IT is surrounded by myths, "These include the myth of technological utopianism in which technological change is seen as assuring social progress, benefiting everybody, and correcting the inequities in our society: and the myth of technological leapfrogging, for example, the belief that software entrepreneurship offers unlimited opportunities for the emergence of modern day Horatio Algers among the persistently poor".

The conclusions produced in this publication reflect our own in many ways and particularly the fact that the target group must be educated, in our case educated in IT and its applications, but educated non the less!

They identify the need to bring "education, training, and job experience up to par" as an essential first step if the urban poor are to set out on "the long road to successful entrepreneurship".

Bruno Tardieu notes ".... IT reinforces for the poor the idea that machines know more than they do. Under these circumstances, the poor, even if provided access to IT, are unlikely to transform themselves from consumers to producers of knowledge".

Solutions are offered concerning the use of schools and colleges to integrate the technology into the community through the encouragement of parental participation and the development of hyperspace facilities to create a common 'ground zero' for all participants by way of chat rooms, MUDS, information data banks, news groups etc. these are all addressed at some point.

Finally I would say that the conclusions we came to in our metaphorical inner city experiment reflect, in general terms, the book .. you must introduce the right computer, with the right software, to the right person, by the right person, at the right time, in the right place and then you require the compilation of information data banks to facilitate and empower them with the knowledge they need.
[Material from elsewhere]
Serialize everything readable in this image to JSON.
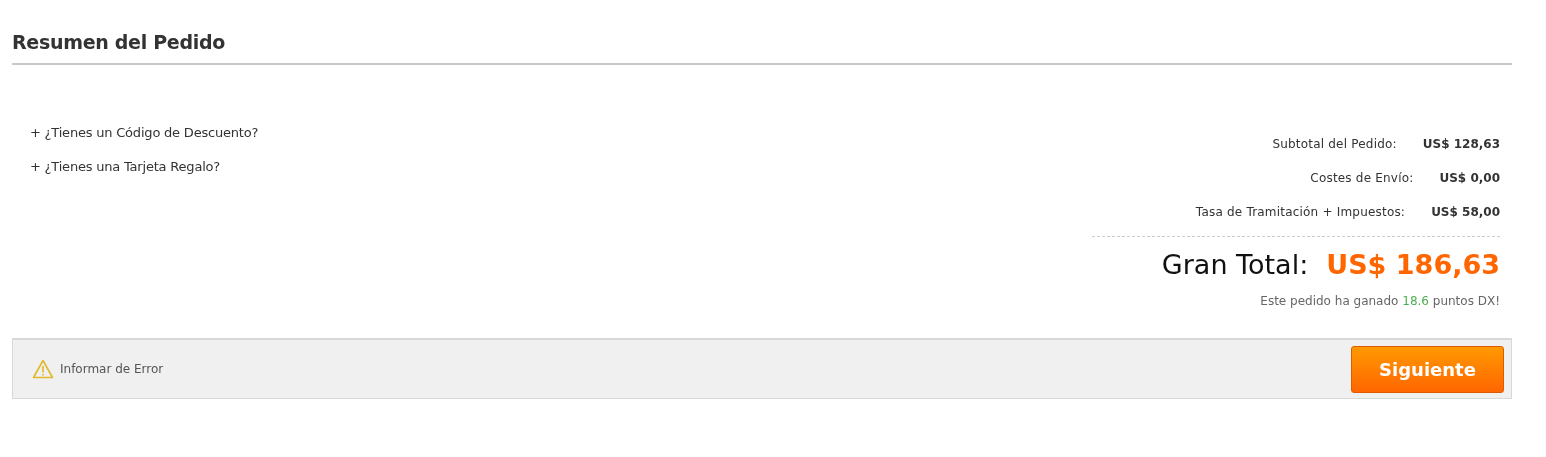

I recommend this book to you, your library and post graduate students.